Monday, 3 March 2008

writer's cramp

If England does one thing well, it’s ecclesiastical architecture. This has got to make the most die-hard heathen want to break into a triumphant chorus of “Hold the fort! For I am coming/ Jesus signals still…” (And then shuffle his or her feet in embarrassment for the outburst, because we are English after all, and anyway we don't know the rest of the hymn).

Most of England oozes centuries of history, but Lincoln has to be just about the ooziest. Cathedral, castle, Edwardian terraces, industrial revolution terraces, mills, Victoriana, Roman mosaics, medieval guildhalls, Magna Carta and all. It's like Historical Pic-n-Mix. The Cathedral’s library dates from 1422 – it still has the original roof and a good proportion of the original (extra comfy) furniture. The reading desks have bars across the top, to which the books could be chained to stop anyone wandering off with them. Of the original 109 chained books there remain 88. There is also a considerable collection of several thousand sort of misc-ish volumes shelved – yes, really – by size. Little ones at the top and big ones at the bottom. The cataloguing system is brilliant – if a book is on the third shelf up and twelve books in, its catalogue number is 3.12. Foolproof. I will be implementing it into the bookselling world post-haste.

Magna Carta is all very well; I mean, it does form the basis of almost every other constitution that exists on the planet and everything, but. The original document was little more than the minutes to a meeting of moneyed thugs who, if King John didn’t agree to their demands, probably wouldn’t have let him get out of Runymede alive. The Pope annulled it more or less right away when King John went to him boohooing that the big mean barons bullied him and it wasn’t really fair (especially as they added a bunch of clauses after he’d gone, one of which I’m pretty sure said “and I’m a big idiot and I smell, signed King John”). It was only reinstated a couple of centuries later, with revisions that made it almost unrecognisable from the original agreement. And it was four hundred years before it was actually meaningful to any other human being in England except for wealthy landowners. And, let’s face it, it has never been meaningful to women, who were effectively legal children up until the 1970s.

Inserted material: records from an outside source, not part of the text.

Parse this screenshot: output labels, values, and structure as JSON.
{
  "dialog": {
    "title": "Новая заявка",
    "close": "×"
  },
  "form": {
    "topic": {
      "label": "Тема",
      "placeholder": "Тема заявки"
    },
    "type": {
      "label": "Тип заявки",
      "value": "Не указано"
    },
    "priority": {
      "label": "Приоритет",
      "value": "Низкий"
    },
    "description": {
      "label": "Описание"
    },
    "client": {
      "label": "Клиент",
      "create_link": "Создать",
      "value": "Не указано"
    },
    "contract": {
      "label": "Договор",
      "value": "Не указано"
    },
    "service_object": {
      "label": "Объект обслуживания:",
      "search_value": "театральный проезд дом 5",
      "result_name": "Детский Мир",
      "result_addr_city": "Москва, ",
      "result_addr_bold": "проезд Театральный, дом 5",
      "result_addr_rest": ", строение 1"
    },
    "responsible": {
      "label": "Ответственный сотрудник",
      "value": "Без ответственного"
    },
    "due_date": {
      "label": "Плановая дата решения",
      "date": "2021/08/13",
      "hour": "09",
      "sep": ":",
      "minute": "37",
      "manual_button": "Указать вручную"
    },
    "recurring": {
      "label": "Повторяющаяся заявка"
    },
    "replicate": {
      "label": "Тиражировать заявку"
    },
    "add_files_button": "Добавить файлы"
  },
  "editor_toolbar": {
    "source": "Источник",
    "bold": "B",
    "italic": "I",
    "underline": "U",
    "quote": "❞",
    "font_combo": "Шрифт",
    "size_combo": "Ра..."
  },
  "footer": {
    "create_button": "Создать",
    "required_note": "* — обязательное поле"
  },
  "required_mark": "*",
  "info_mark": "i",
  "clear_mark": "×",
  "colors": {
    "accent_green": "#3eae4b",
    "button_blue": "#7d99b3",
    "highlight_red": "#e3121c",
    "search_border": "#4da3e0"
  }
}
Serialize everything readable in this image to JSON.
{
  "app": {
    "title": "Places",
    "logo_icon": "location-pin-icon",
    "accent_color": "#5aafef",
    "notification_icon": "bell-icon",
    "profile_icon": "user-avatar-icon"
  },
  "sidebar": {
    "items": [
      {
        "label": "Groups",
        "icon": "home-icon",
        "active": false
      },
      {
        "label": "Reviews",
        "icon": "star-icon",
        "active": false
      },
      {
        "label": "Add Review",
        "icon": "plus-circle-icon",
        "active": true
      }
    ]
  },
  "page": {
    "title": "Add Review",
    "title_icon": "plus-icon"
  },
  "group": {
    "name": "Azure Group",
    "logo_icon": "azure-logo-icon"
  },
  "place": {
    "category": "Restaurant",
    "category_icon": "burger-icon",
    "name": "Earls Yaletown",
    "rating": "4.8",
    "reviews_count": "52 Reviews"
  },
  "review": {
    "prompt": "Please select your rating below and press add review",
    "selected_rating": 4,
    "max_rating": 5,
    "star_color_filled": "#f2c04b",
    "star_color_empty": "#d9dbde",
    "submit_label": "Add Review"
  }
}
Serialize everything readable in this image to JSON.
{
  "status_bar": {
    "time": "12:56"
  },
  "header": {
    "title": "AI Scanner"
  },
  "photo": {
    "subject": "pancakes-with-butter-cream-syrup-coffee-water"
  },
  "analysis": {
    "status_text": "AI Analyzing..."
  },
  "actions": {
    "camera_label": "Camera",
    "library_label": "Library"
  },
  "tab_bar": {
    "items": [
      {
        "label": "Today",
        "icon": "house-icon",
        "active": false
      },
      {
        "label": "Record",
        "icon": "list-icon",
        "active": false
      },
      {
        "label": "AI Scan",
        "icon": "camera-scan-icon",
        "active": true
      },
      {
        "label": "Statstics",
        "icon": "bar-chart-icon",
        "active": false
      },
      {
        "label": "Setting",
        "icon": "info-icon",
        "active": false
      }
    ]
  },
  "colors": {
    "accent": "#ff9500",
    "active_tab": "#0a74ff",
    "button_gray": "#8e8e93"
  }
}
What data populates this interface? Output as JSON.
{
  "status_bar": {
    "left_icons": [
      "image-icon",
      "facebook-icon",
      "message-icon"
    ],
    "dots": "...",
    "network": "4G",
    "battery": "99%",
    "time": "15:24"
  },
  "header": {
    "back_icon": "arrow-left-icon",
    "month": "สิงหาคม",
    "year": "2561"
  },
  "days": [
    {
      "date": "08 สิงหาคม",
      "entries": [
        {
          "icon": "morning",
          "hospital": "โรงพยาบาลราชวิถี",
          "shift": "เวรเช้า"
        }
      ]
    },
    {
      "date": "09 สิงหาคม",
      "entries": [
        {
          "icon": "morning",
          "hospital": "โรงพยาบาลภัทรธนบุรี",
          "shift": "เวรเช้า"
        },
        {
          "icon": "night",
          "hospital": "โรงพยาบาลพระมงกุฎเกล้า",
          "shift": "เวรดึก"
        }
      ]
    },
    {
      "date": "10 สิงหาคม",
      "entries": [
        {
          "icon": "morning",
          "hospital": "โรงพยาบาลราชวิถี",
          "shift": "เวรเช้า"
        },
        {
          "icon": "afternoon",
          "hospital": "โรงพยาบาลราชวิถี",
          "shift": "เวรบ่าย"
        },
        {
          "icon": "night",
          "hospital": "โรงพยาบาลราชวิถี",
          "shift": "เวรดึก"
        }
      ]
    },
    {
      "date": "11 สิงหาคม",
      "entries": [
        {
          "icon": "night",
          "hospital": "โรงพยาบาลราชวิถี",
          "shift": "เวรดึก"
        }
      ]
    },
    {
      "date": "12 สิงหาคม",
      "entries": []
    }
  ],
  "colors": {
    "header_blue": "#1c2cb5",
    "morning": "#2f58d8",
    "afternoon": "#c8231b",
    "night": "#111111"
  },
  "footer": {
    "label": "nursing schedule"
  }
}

But it is very, very old. It has 3500 words, written in ink on vellum. And someone had to write it all out by hand forty-one times – can you imagine? It’s the mother of all after-school detentions: “for pratting about in my class this afternoon, Luke, you will write out Magna Carta forty one times.” “Aww, miss….”

No comments: